_ASSIGNMENT_
Each line of the records below that holds "header" should be returned.

-*-*-

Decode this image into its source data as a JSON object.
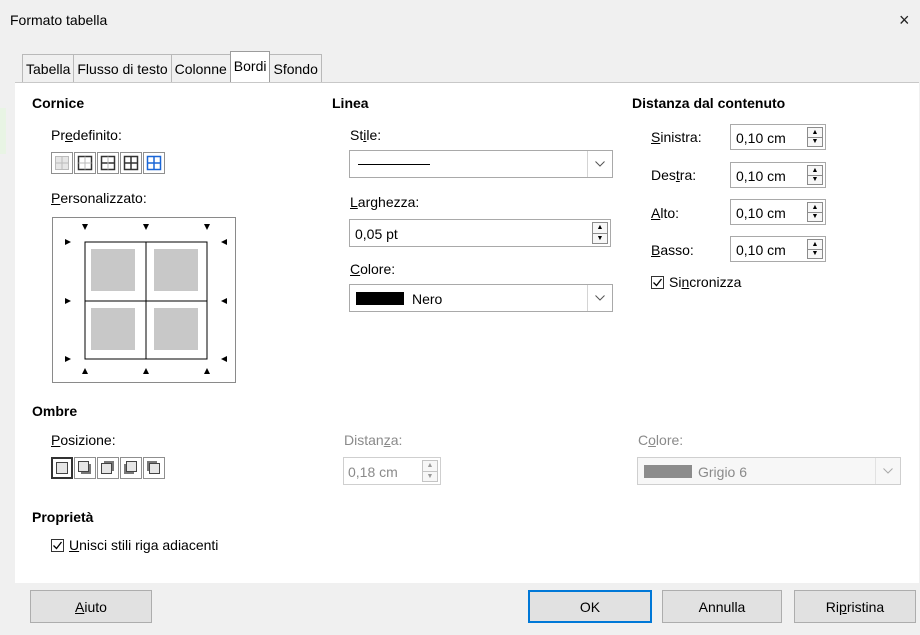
{
  "window": {
    "title": "Formato tabella",
    "close_label": "×"
  },
  "tabs": [
    {
      "label": "Tabella"
    },
    {
      "label": "Flusso di testo"
    },
    {
      "label": "Colonne"
    },
    {
      "label": "Bordi",
      "active": true
    },
    {
      "label": "Sfondo"
    }
  ],
  "cornice": {
    "header": "Cornice",
    "predefinito_pre": "Pr",
    "predefinito_acc": "e",
    "predefinito_post": "definito:",
    "preset_icons": [
      "border-none-icon",
      "border-outer-icon",
      "border-outer-horizontal-icon",
      "border-all-icon",
      "border-inner-only-icon"
    ],
    "personalizzato_acc": "P",
    "personalizzato_post": "ersonalizzato:"
  },
  "linea": {
    "header": "Linea",
    "stile_pre": "St",
    "stile_acc": "i",
    "stile_post": "le:",
    "larghezza_acc": "L",
    "larghezza_post": "arghezza:",
    "larghezza_value": "0,05 pt",
    "colore_acc": "C",
    "colore_post": "olore:",
    "colore_value": "Nero",
    "colore_swatch": "#000000"
  },
  "distanza": {
    "header": "Distanza dal contenuto",
    "rows": [
      {
        "acc": "S",
        "post": "inistra:",
        "pre": "",
        "value": "0,10 cm"
      },
      {
        "pre": "Des",
        "acc": "t",
        "post": "ra:",
        "value": "0,10 cm"
      },
      {
        "pre": "",
        "acc": "A",
        "post": "lto:",
        "value": "0,10 cm"
      },
      {
        "pre": "",
        "acc": "B",
        "post": "asso:",
        "value": "0,10 cm"
      }
    ],
    "sincronizza_pre": "Si",
    "sincronizza_acc": "n",
    "sincronizza_post": "cronizza",
    "sincronizza_checked": true
  },
  "ombre": {
    "header": "Ombre",
    "posizione_acc": "P",
    "posizione_post": "osizione:",
    "shadow_icons": [
      "shadow-none-icon",
      "shadow-bottom-right-icon",
      "shadow-top-right-icon",
      "shadow-bottom-left-icon",
      "shadow-top-left-icon"
    ],
    "distanza_pre": "Distan",
    "distanza_acc": "z",
    "distanza_post": "a:",
    "distanza_value": "0,18 cm",
    "colore_pre": "C",
    "colore_acc": "o",
    "colore_post": "lore:",
    "colore_value": "Grigio 6",
    "colore_swatch": "#8c8c8c"
  },
  "proprieta": {
    "header": "Proprietà",
    "unisci_acc": "U",
    "unisci_post": "nisci stili riga adiacenti",
    "unisci_checked": true
  },
  "buttons": {
    "aiuto_acc": "A",
    "aiuto_post": "iuto",
    "ok": "OK",
    "annulla": "Annulla",
    "ripristina_pre": "Ri",
    "ripristina_acc": "p",
    "ripristina_post": "ristina"
  },
  "colors": {
    "accent": "#0078d7",
    "preset_blue": "#1a66d6"
  }
}
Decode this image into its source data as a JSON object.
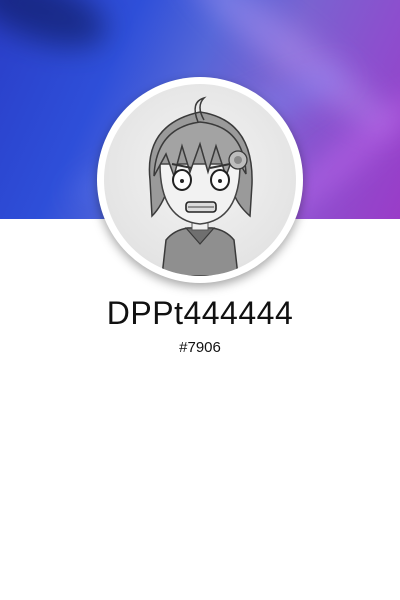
{
  "profile": {
    "username": "DPPt444444",
    "discriminator": "#7906"
  },
  "banner": {
    "colors": [
      "#2a3ec8",
      "#5466d8",
      "#9a3cc8"
    ]
  },
  "avatar": {
    "icon": "anime-character-avatar"
  }
}
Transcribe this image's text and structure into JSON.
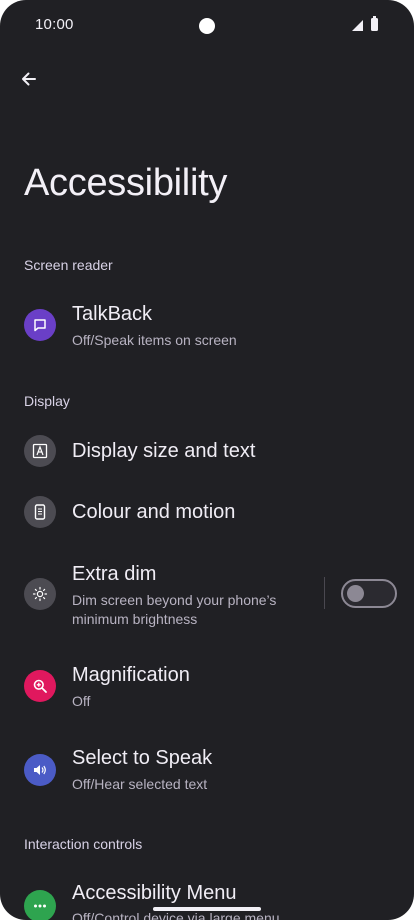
{
  "status_bar": {
    "time": "10:00"
  },
  "header": {
    "title": "Accessibility"
  },
  "sections": {
    "screen_reader": "Screen reader",
    "display": "Display",
    "interaction": "Interaction controls"
  },
  "items": {
    "talkback": {
      "title": "TalkBack",
      "subtitle": "Off/Speak items on screen",
      "icon_color": "#6a3fc7"
    },
    "display_size": {
      "title": "Display size and text",
      "icon_color": "#4c4b52"
    },
    "colour_motion": {
      "title": "Colour and motion",
      "icon_color": "#4c4b52"
    },
    "extra_dim": {
      "title": "Extra dim",
      "subtitle_line1": "Dim screen beyond your phone’s",
      "subtitle_line2": "minimum brightness",
      "icon_color": "#4c4b52",
      "toggle_on": false
    },
    "magnification": {
      "title": "Magnification",
      "subtitle": "Off",
      "icon_color": "#e0185e"
    },
    "select_to_speak": {
      "title": "Select to Speak",
      "subtitle": "Off/Hear selected text",
      "icon_color": "#4b5bc6"
    },
    "accessibility_menu": {
      "title": "Accessibility Menu",
      "subtitle": "Off/Control device via large menu",
      "icon_color": "#2ea44f"
    }
  }
}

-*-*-

_RESULT OF THIS EXERCISE_
    "header": "Cornice",
    "header": "Linea",
    "header": "Distanza dal contenuto",
    "header": "Ombre",
    "header": "Proprietà",
  "header": {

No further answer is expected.